[Start of Attachment]

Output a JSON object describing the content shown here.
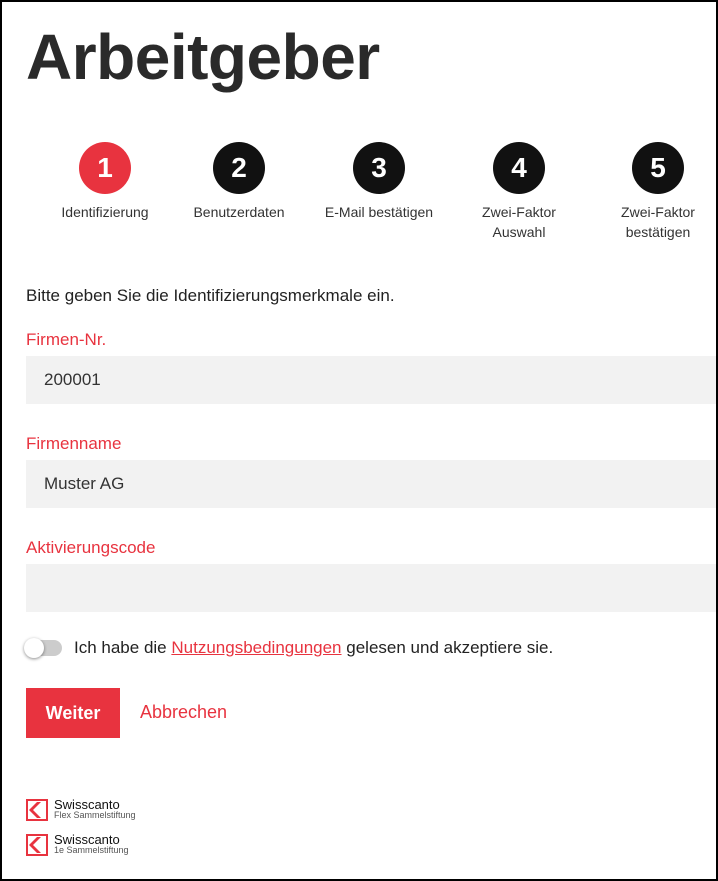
{
  "page": {
    "title": "Arbeitgeber"
  },
  "steps": [
    {
      "number": "1",
      "label": "Identifizierung",
      "active": true
    },
    {
      "number": "2",
      "label": "Benutzerdaten",
      "active": false
    },
    {
      "number": "3",
      "label": "E-Mail bestätigen",
      "active": false
    },
    {
      "number": "4",
      "label_line1": "Zwei-Faktor",
      "label_line2": "Auswahl",
      "active": false
    },
    {
      "number": "5",
      "label_line1": "Zwei-Faktor",
      "label_line2": "bestätigen",
      "active": false
    }
  ],
  "form": {
    "intro": "Bitte geben Sie die Identifizierungsmerkmale ein.",
    "company_no": {
      "label": "Firmen-Nr.",
      "value": "200001"
    },
    "company_name": {
      "label": "Firmenname",
      "value": "Muster AG"
    },
    "activation_code": {
      "label": "Aktivierungscode",
      "value": ""
    },
    "terms": {
      "prefix": "Ich habe die",
      "link": "Nutzungsbedingungen",
      "suffix": "gelesen und akzeptiere sie.",
      "accepted": false
    }
  },
  "actions": {
    "next": "Weiter",
    "cancel": "Abbrechen"
  },
  "footer": {
    "logos": [
      {
        "name": "Swisscanto",
        "sub": "Flex Sammelstiftung"
      },
      {
        "name": "Swisscanto",
        "sub": "1e Sammelstiftung"
      }
    ]
  },
  "colors": {
    "accent": "#e8333f",
    "step_inactive": "#111111",
    "field_bg": "#f2f2f2"
  }
}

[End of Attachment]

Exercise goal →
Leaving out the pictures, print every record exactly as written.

Response box →
Output a JSON object describing the content shown here.
{
  "page": {
    "title": "Arbeitgeber"
  },
  "steps": [
    {
      "number": "1",
      "label": "Identifizierung",
      "active": true
    },
    {
      "number": "2",
      "label": "Benutzerdaten",
      "active": false
    },
    {
      "number": "3",
      "label": "E-Mail bestätigen",
      "active": false
    },
    {
      "number": "4",
      "label_line1": "Zwei-Faktor",
      "label_line2": "Auswahl",
      "active": false
    },
    {
      "number": "5",
      "label_line1": "Zwei-Faktor",
      "label_line2": "bestätigen",
      "active": false
    }
  ],
  "form": {
    "intro": "Bitte geben Sie die Identifizierungsmerkmale ein.",
    "company_no": {
      "label": "Firmen-Nr.",
      "value": "200001"
    },
    "company_name": {
      "label": "Firmenname",
      "value": "Muster AG"
    },
    "activation_code": {
      "label": "Aktivierungscode",
      "value": ""
    },
    "terms": {
      "prefix": "Ich habe die",
      "link": "Nutzungsbedingungen",
      "suffix": "gelesen und akzeptiere sie.",
      "accepted": false
    }
  },
  "actions": {
    "next": "Weiter",
    "cancel": "Abbrechen"
  },
  "footer": {
    "logos": [
      {
        "name": "Swisscanto",
        "sub": "Flex Sammelstiftung"
      },
      {
        "name": "Swisscanto",
        "sub": "1e Sammelstiftung"
      }
    ]
  },
  "colors": {
    "accent": "#e8333f",
    "step_inactive": "#111111",
    "field_bg": "#f2f2f2"
  }
}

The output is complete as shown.